So, assuming the cacao butter has not largely been siphoned off to the cosmetics industry, the weight of your 99% chocolate is actually 152-153% of the weight of the cacao solids in it. Further math says the cacao solids are about 65% of the combined cacao solids and cocoa butter mass, pretty much.

So if you have 100 grams of 99% chocolate, it's got 64-65 grams of cacao solids, and 26-27 grams of sugar added to that would make 126-7 grams of 70% chocolate.

It's mostly confusing because of the special way the chocolate industry uses "percentage" which is not intuitive.
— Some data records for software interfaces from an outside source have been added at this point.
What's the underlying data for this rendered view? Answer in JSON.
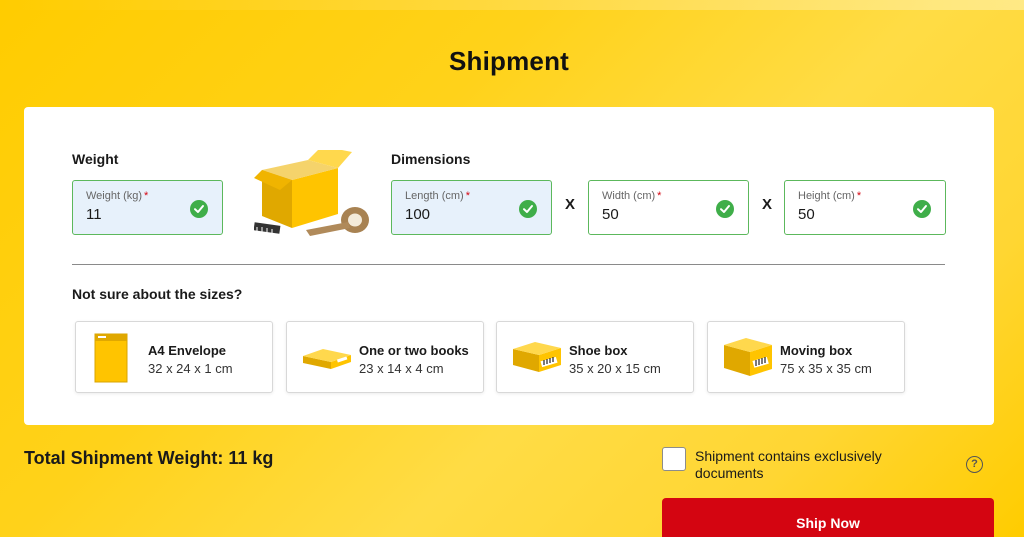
{
  "page": {
    "title": "Shipment"
  },
  "weight": {
    "section_label": "Weight",
    "field": {
      "label": "Weight (kg)",
      "required_mark": "*",
      "value": "11"
    }
  },
  "dimensions": {
    "section_label": "Dimensions",
    "separator": "X",
    "length": {
      "label": "Length (cm)",
      "required_mark": "*",
      "value": "100"
    },
    "width": {
      "label": "Width (cm)",
      "required_mark": "*",
      "value": "50"
    },
    "height": {
      "label": "Height (cm)",
      "required_mark": "*",
      "value": "50"
    }
  },
  "sizes": {
    "prompt": "Not sure about the sizes?",
    "presets": [
      {
        "name": "A4 Envelope",
        "size": "32 x 24 x 1 cm",
        "icon": "envelope-icon"
      },
      {
        "name": "One or two books",
        "size": "23 x 14 x 4 cm",
        "icon": "books-box-icon"
      },
      {
        "name": "Shoe box",
        "size": "35 x 20 x 15 cm",
        "icon": "shoe-box-icon"
      },
      {
        "name": "Moving box",
        "size": "75 x 35 x 35 cm",
        "icon": "moving-box-icon"
      }
    ]
  },
  "summary": {
    "total_weight_label": "Total Shipment Weight: 11 kg",
    "documents_checkbox_label": "Shipment contains exclusively documents",
    "documents_checked": false,
    "help_icon": "?"
  },
  "actions": {
    "ship_now_label": "Ship Now"
  },
  "colors": {
    "brand_yellow": "#ffcc00",
    "brand_red": "#d40511",
    "valid_green": "#3fae49",
    "filled_field_bg": "#e7f1fb"
  }
}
• Sorry, but this answer is quite confused, and arrives at the wrong conclusion. There is nowhere in the real calculation where you need to work with "more than 100% total". A 70% chocolate is exactly what it says, 70% chocolate mass, and 30% sugar. Out of that chocolate mass, some is cocoa butter and some cocoa solids (and this may differ between brands). But the usage of percentages is completely intuitive. It also lets you use a simple rule of three calculation - so you need to add 42 g of sugar, not 26.
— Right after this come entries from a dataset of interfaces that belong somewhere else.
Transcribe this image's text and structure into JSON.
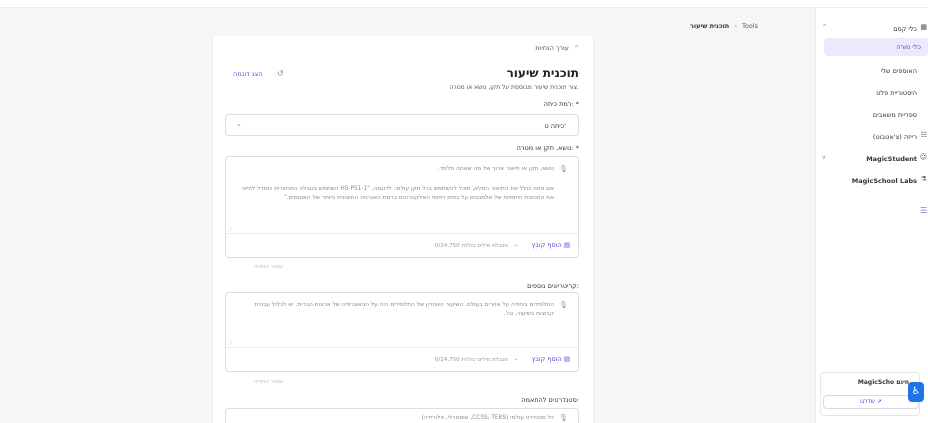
{
  "sidebar": {
    "items": [
      {
        "label": "כלי קסם",
        "icon": "grid-icon",
        "chevron": "^"
      },
      {
        "label": "כלי מורה",
        "active": true
      },
      {
        "label": "האוספים שלי"
      },
      {
        "label": "היסטוריית פלט"
      },
      {
        "label": "ספריית משאבים"
      },
      {
        "label": "רייזה (צ'אטבוט)",
        "icon": "chat-icon"
      },
      {
        "label": "MagicStudent",
        "icon": "student-icon",
        "chevron": "v"
      },
      {
        "label": "MagicSchool Labs",
        "icon": "flask-icon"
      }
    ],
    "promo": {
      "text": "MagicScho חינם",
      "button": "שדרגו"
    }
  },
  "breadcrumb": {
    "root": "Tools",
    "current": "תוכנית שיעור"
  },
  "panel": {
    "editor_label": "עורך הנחיות",
    "title": "תוכנית שיעור",
    "subtitle": "צור תוכנית שיעור מבוססת על תקן, נושא או מטרה.",
    "demo_label": "הצג דוגמה",
    "grade": {
      "label": "רמת כיתה: *",
      "value": "כיתה ט'"
    },
    "topic": {
      "label": "נושא, תקן או מטרה: *",
      "placeholder_line1": "נושא, תקן או תיאור ארוך של מה שאתה מלמד.",
      "placeholder_line2": "אם אתה כולל את התיאור המלא, תוכל להשתמש בכל תקן עולמי. לדוגמה, \"HS-PS1-1 השתמש בטבלה המחזורית כמודל לחיזוי את התכונות היחסיות של אלמנטים על בסיס דפוסי האלקטרונים ברמת האנרגיה החיצונית ביותר של האטומים.\"",
      "add_label": "הוסף קובץ",
      "count": "0/24,750 מגבלת מילים כוללת",
      "hint": "שמור הנחייה"
    },
    "criteria": {
      "label": "קריטריונים נוספים:",
      "placeholder": "התלמידים ביחידה על אזורים בעולם. השיעור האחרון של התלמידים היה על הגיאוגרפיה של ארצות הברית. יש לכלול עבודת קבוצות בשיעור, וכו'.",
      "add_label": "הוסף קובץ",
      "count": "0/24,750 מגבלת מילים כוללת",
      "hint": "שמור הנחייה"
    },
    "standards": {
      "label": "סטנדרטים להתאמה:",
      "placeholder": "כל סטנדרט עולמי (CCSS, TEKS, אוסטרלי, פלורידה)"
    }
  }
}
– rumtscho
Dec 16, 2022 at 12:27
• You're quite utterly, confidently, wrong here, @rumtscho. Dec 16, 2022 at 12:30
• here a few random search engine first page results: theochocolate.com/blog/understanding-cocoa-percentages, greatist.com/eat/…, toptierchocolate.com/what-does-chocolate-percentage-mean. They all agree with what I wrote. Or, for a professional source, see Greweling's book "Chocolates and confections", Chapter 2, subchapter "chocolate percentages".
– rumtscho
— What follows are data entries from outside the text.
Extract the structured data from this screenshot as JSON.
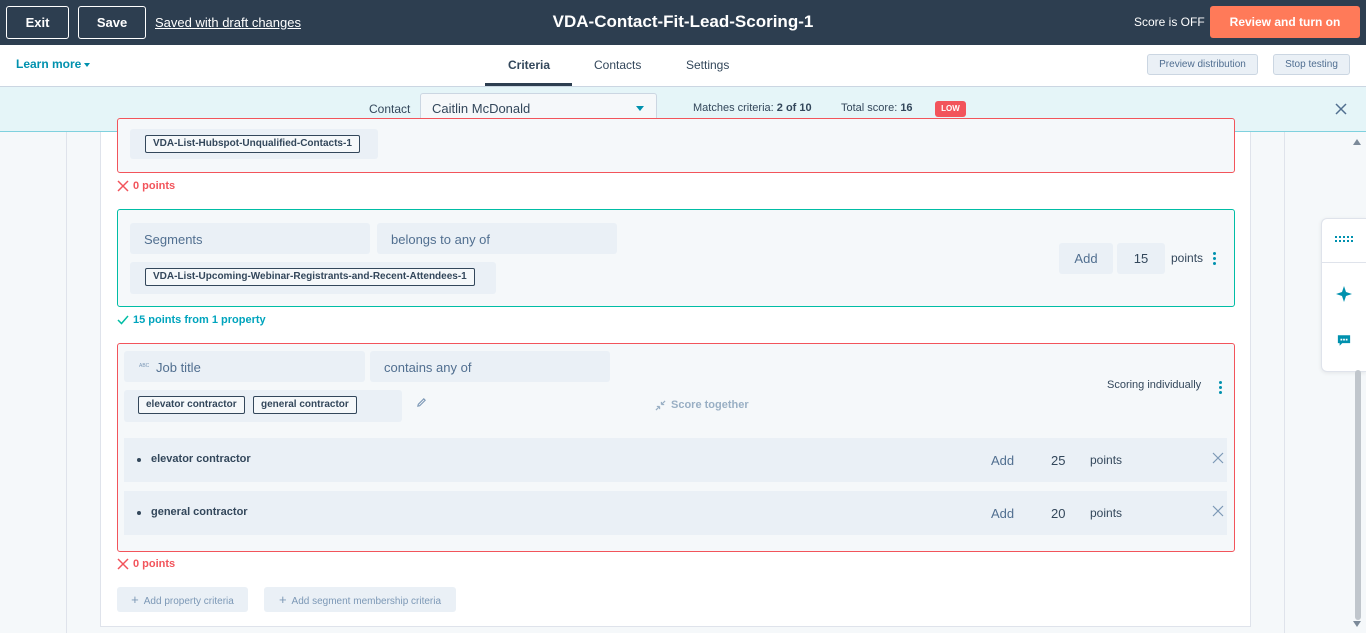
{
  "topbar": {
    "exit_label": "Exit",
    "save_label": "Save",
    "saved_status": "Saved with draft changes",
    "title": "VDA-Contact-Fit-Lead-Scoring-1",
    "score_status": "Score is OFF",
    "review_label": "Review and turn on"
  },
  "nav": {
    "learn_more": "Learn more",
    "tabs": [
      {
        "label": "Criteria",
        "active": true
      },
      {
        "label": "Contacts",
        "active": false
      },
      {
        "label": "Settings",
        "active": false
      }
    ],
    "preview_label": "Preview distribution",
    "stop_label": "Stop testing"
  },
  "testbar": {
    "contact_label": "Contact",
    "contact_value": "Caitlin McDonald",
    "matches_label": "Matches criteria:",
    "matches_value": "2 of 10",
    "total_label": "Total score:",
    "total_value": "16",
    "badge": "LOW"
  },
  "groups": {
    "group1": {
      "tag": "VDA-List-Hubspot-Unqualified-Contacts-1",
      "result": "0 points"
    },
    "group2": {
      "property": "Segments",
      "operator": "belongs to any of",
      "tag": "VDA-List-Upcoming-Webinar-Registrants-and-Recent-Attendees-1",
      "add_label": "Add",
      "points": "15",
      "points_label": "points",
      "result": "15 points from 1 property"
    },
    "group3": {
      "property_icon": "ABC",
      "property": "Job title",
      "operator": "contains any of",
      "tags": [
        "elevator contractor",
        "general contractor"
      ],
      "score_together": "Score together",
      "scoring_mode": "Scoring individually",
      "rows": [
        {
          "name": "elevator contractor",
          "add_label": "Add",
          "points": "25",
          "points_label": "points"
        },
        {
          "name": "general contractor",
          "add_label": "Add",
          "points": "20",
          "points_label": "points"
        }
      ],
      "result": "0 points"
    }
  },
  "actions": {
    "add_property": "Add property criteria",
    "add_segment": "Add segment membership criteria"
  },
  "colors": {
    "topbar": "#2d3e50",
    "accent_orange": "#ff7a59",
    "accent_teal": "#00bda5",
    "error_red": "#f2545b",
    "link_blue": "#0091ae"
  }
}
Dec 16, 2022 at 12:43
• A chocate bar that contains 70% cocoa, 30% sugar and 38% fat does not contain 138% of ingredients. It contains 70% cocoa which is a mixture of 38% cocoa fat and 70%-38%=32% cocoa solids. The three numbers claim that 70% of the total are ingredients made from cocoa beans, 30% are sugar and 38% are fat. This is all correct but the total is still 100%. Dec 16, 2022 at 16:22
• I think you're confusing cocoa and chocolate. A bar labeled 70% is emphatically NOT 70% cocoa, it's 70% chocolate. "Cocoa" and "chocolate" are not interchangeable. Dec 17, 2022 at 3:43

You can't just add sugar to chocolate and change the % of chocolate that way. If you have a melanger and want to integrate new suger you can, but it's not ideal, and the consistency won't be the same. Also keep in mind that the % chocolate is going to be a mix of solids and cocoa butter, and there's no way to know how much of each was used. For one thing, different beans have different percentages of cocoa butter (usually just above 50%), and also because most manufacturers add additional cocoa butter to their chocolate. Some also add lecithin and other ingredients. The best way to add sugar to this would be to find a chocolate that is much lower and combine the two and then re-temper it. You can then very easily calculate how much of the second chocolate to use based on what percent chocolate you're using to add sugar to the final blend.